With much practice the thoughts will become less and less and the individual will find
that they can have longer periods of “peace” during meditation.
Taking the time out of a busy day to just sit with your thoughts and focusing on your breath
can have a massive effect on an individuals stress levels.

5. Diet / Ayurveda
Many times, when people are feeling overly stressed it is because they are working
excessively or going through a period of their life where their routine has changed or
become disorganised. Both of these situations can impact negatively on our diet which in
turn can increase stress. If you are working a lot of hours during the week it may be that you
do not get to leave the office to have lunch during the day and instead snack on sugary
sweets and drinks. If you are arriving home late from work you may not feel like cooking
dinner and instead order a take away. If our routine is disorganised or changed drastically
we might skipping breakfast or eating dinner very late and not long before bed time.
To combat stress, and this is most definitely true for times in our life when we have stress
from work, or a sick relative we need to ensure that our diet is a wholesome source of
nourishment and grounding. It is best to eat healthy whole foods and reducing or
eliminating our intake of processed foods, stimulants and refined sugars. It would also be
recommended that the person reduce/eliminate the intake of animal products as these
foods can transfer any toxins/pain to us through consumption.
Our diet should consist of fresh, seasonal produce that is sourced locally. Eating foods that
have been transported long distances generally means that additives have been added to
this to increase their shelf life. These are the types of food that should be avoided.

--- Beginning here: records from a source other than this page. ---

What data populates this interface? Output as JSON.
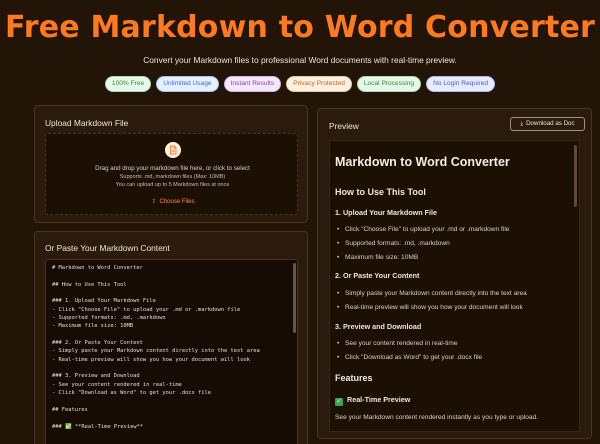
{
  "header": {
    "title": "Free Markdown to Word Converter",
    "subtitle": "Convert your Markdown files to professional Word documents with real-time preview."
  },
  "badges": [
    {
      "label": "100% Free",
      "color": "green"
    },
    {
      "label": "Unlimited Usage",
      "color": "blue"
    },
    {
      "label": "Instant Results",
      "color": "purple"
    },
    {
      "label": "Privacy Protected",
      "color": "orange"
    },
    {
      "label": "Local Processing",
      "color": "green"
    },
    {
      "label": "No Login Required",
      "color": "indigo"
    }
  ],
  "upload": {
    "title": "Upload Markdown File",
    "drop_text": "Drag and drop your markdown file here, or click to select",
    "supports_text": "Supports .md,.markdown files (Max: 10MB)",
    "limit_text": "You can upload up to 5 Markdown files at once",
    "choose_label": "Choose Files",
    "icon": "document-icon"
  },
  "paste": {
    "title": "Or Paste Your Markdown Content",
    "lines": [
      "# Markdown to Word Converter",
      "",
      "## How to Use This Tool",
      "",
      "### 1. Upload Your Markdown File",
      "- Click \"Choose File\" to upload your .md or .markdown file",
      "- Supported formats: .md, .markdown",
      "- Maximum file size: 10MB",
      "",
      "### 2. Or Paste Your Content",
      "- Simply paste your Markdown content directly into the text area",
      "- Real-time preview will show you how your document will look",
      "",
      "### 3. Preview and Download",
      "- See your content rendered in real-time",
      "- Click \"Download as Word\" to get your .docx file",
      "",
      "## Features",
      "",
      "### ✅ **Real-Time Preview**"
    ]
  },
  "preview": {
    "title": "Preview",
    "download_label": "Download as Doc",
    "h1": "Markdown to Word Converter",
    "how_to_heading": "How to Use This Tool",
    "step1_heading": "1. Upload Your Markdown File",
    "step1_items": [
      "Click \"Choose File\" to upload your .md or .markdown file",
      "Supported formats: .md, .markdown",
      "Maximum file size: 10MB"
    ],
    "step2_heading": "2. Or Paste Your Content",
    "step2_items": [
      "Simply paste your Markdown content directly into the text area",
      "Real-time preview will show you how your document will look"
    ],
    "step3_heading": "3. Preview and Download",
    "step3_items": [
      "See your content rendered in real-time",
      "Click \"Download as Word\" to get your .docx file"
    ],
    "features_heading": "Features",
    "realtime_heading": "Real-Time Preview",
    "realtime_text": "See your Markdown content rendered instantly as you type or upload."
  },
  "colors": {
    "accent": "#ff7a1f",
    "background": "#221407",
    "card": "#2b1b0d"
  }
}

6. Conclusion
In conclusion to the above highlights how Yoga can help to reduce stress. By living (or trying
to live) a yogic lifestyle and practicing Asana, Pranayama, Meditation and being conscious
about the foods we put in our body we can reduce our stress levels.
By practicing the above methods consistently, we will become more aware of our body,
mind, soul and all of our surroundings. When we are faced by stressful situations in the
future we will have the tools at our disposal to deal with these stresses in a positive way.
If we learn to deal with stress in a positive way, we can become the masters of our stress.
This will lead to a happier, more satisfying life in which we can evaluate more clearly what is
important and what is not important. We can then begin to become detached from the
events/things in our lives that cause us stress but are really not important.

 

About the Author:

Steven travelled to India with his girlfriend Larissa. Both of them completed their 200 Hour Yoga Teacher Training with Gyan Yog Breath in November 2018.